[Work item] Go through the lines below one by one and count those holding the string "arrow". Give the count alone.

[Extracted material]
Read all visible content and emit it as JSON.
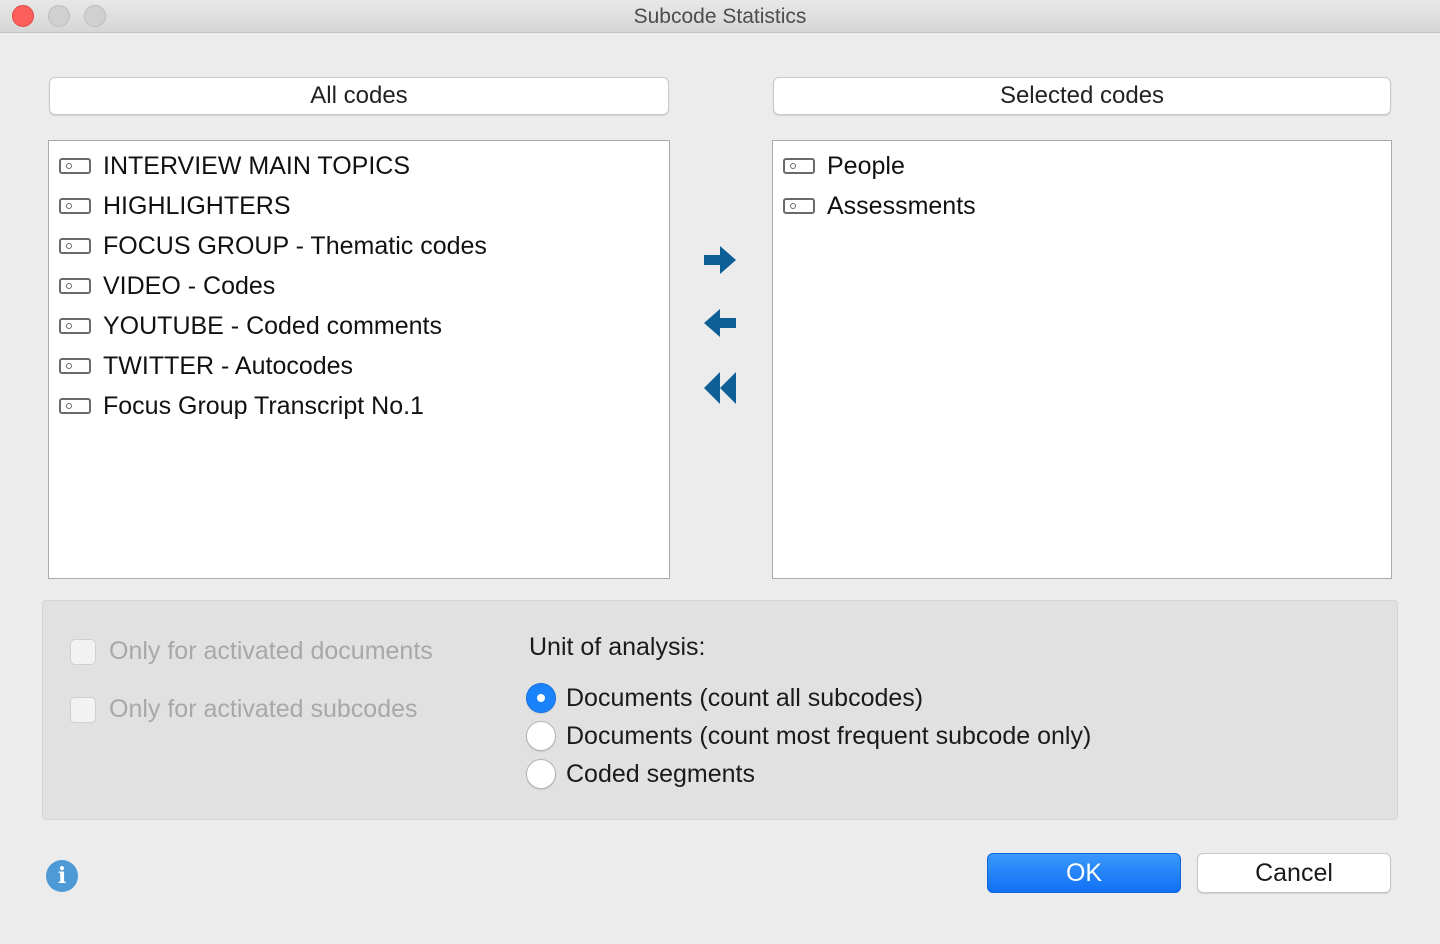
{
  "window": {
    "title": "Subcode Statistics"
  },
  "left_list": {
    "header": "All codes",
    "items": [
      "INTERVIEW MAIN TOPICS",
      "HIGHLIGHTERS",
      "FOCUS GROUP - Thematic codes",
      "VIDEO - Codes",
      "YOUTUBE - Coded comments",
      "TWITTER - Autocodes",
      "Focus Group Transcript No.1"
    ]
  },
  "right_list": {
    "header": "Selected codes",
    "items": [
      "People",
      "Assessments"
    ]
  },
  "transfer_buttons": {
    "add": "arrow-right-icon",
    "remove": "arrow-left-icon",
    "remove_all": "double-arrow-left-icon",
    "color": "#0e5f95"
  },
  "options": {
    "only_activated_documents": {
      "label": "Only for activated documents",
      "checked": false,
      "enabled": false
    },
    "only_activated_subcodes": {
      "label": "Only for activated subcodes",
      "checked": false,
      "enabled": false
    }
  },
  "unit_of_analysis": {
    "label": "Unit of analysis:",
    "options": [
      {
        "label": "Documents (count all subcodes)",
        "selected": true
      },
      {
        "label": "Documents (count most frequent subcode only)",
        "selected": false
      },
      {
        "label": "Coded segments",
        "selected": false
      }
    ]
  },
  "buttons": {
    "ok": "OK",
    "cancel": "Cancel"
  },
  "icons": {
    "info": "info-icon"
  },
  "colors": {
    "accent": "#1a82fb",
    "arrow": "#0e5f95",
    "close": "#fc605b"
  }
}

[Response box] 4